Skip to main content

Mira Jacob

Mira Jacob is the author of the novel The Sleepwalker’s Guide to Dancing, which was a Barnes & Noble Discover Great New Writers pick, shortlisted for India’s Tata First Book Award, longlisted for the Brooklyn Eagles Literary Prize, and honored by the Asian Pacific American Librarians Association. It was named one of the best fiction books of 2014 by Kirkus Reviews, the Boston Globe, and Goodreads. Her work has appeared in the New York Times, BuzzFeed, Vogue, and Glamour. She teaches fiction at NYU and the New School.


A page of Jacob’s travel diary during a trip to India, 1996. Photo by Sarah Blesener.

Mira Jacob’s Notes to Self

Summer 2017 | Articles

It began, as so many cultural inquiries do, with some confusion about Michael Jackson. The summer of 2014, Mira Jacob’s son (we’ll call him Z) was obsessed with the singer, which is to be expected of a six-year-old who knows what’s what.
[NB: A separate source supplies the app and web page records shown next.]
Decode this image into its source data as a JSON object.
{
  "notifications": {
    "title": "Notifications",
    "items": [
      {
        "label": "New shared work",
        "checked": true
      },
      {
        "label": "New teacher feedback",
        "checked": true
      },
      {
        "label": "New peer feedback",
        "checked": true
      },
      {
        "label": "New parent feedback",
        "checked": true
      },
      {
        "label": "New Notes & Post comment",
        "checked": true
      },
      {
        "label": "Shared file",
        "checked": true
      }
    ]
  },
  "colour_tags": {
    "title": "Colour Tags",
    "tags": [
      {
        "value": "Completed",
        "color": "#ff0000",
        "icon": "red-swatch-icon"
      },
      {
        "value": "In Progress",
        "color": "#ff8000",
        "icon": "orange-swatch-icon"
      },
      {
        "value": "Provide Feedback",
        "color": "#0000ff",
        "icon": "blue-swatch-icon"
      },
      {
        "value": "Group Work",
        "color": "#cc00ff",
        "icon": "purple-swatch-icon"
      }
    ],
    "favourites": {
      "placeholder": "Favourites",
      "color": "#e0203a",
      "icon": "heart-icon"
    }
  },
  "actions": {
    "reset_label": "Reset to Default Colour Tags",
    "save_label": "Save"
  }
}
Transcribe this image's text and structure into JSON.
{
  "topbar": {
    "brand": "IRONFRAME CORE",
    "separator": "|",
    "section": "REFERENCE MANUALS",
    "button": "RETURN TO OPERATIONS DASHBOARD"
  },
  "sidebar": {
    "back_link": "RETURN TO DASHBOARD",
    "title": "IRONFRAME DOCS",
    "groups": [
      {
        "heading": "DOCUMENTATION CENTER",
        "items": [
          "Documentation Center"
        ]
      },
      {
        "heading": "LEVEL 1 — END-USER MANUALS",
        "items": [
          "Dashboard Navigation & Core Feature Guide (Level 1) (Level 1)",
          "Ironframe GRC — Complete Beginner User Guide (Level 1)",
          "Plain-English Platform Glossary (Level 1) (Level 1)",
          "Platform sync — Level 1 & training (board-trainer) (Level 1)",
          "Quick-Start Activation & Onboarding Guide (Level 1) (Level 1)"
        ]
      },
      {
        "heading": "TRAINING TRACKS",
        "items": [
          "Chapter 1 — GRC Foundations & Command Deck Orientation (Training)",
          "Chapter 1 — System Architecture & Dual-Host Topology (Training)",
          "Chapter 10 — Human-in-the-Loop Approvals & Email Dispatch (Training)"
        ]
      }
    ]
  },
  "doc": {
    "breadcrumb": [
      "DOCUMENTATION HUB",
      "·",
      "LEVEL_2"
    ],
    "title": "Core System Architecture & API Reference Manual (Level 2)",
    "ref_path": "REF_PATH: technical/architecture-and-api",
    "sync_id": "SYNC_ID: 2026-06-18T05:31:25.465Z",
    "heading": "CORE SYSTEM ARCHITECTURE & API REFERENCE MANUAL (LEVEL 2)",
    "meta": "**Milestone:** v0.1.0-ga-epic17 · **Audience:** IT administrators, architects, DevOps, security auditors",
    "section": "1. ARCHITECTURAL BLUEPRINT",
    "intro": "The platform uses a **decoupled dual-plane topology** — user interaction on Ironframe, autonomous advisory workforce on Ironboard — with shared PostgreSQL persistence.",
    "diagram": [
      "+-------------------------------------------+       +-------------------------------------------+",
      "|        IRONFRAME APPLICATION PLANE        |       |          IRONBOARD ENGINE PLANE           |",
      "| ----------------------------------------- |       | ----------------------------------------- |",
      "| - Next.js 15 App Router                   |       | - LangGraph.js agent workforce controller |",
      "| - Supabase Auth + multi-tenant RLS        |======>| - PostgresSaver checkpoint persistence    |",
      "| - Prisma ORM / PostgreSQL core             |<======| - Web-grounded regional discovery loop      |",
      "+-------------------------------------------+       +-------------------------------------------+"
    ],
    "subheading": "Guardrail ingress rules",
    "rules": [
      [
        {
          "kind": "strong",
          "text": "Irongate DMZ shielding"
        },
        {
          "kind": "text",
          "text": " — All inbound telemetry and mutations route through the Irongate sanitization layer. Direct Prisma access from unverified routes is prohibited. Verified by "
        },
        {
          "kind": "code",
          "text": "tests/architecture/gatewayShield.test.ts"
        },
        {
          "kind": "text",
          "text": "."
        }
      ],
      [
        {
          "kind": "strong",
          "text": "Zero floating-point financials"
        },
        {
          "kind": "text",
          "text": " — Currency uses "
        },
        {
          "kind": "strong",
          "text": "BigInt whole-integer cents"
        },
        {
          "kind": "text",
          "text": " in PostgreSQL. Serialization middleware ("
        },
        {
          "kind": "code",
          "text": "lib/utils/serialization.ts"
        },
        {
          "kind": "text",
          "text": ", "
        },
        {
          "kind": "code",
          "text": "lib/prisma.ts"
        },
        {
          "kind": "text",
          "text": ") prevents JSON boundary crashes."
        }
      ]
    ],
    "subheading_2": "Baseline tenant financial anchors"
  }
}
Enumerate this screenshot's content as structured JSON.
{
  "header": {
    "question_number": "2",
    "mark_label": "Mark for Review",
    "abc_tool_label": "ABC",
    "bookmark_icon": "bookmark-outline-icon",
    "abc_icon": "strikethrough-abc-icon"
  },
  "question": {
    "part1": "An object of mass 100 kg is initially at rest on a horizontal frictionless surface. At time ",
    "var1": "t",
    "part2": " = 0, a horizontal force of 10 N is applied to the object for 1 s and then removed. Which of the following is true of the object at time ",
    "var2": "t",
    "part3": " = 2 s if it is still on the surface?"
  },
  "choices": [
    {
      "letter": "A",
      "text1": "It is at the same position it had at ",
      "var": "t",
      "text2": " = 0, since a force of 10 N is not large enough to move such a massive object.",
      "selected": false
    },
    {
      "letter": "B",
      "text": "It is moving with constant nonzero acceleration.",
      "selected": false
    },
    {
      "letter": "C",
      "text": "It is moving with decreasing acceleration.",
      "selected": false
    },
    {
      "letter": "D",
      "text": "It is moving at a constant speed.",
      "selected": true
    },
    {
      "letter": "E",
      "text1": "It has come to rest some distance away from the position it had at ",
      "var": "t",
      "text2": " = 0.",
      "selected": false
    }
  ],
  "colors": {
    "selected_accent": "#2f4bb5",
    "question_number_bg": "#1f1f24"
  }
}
But any path into Jackson’s story, especially for a child of color (Jacob is Indian American; her husband is Jewish) invariably ends up in the territory of disconnect, the before and after of his complexion, making the pop star’s story, like the larger American one, a bit difficult to explain. What began with an obsessive imitation of the backstep from “Beat It” led to heavy rotation on the family turntable, with albums strewn across the room. “And then it was obvious,” Jacob recalls, “because Michael’s face is so big on those albums. You can see his skin get lighter. So of course Z begins to ask: Who is this person? How did this thing happen? Will it happen to us?”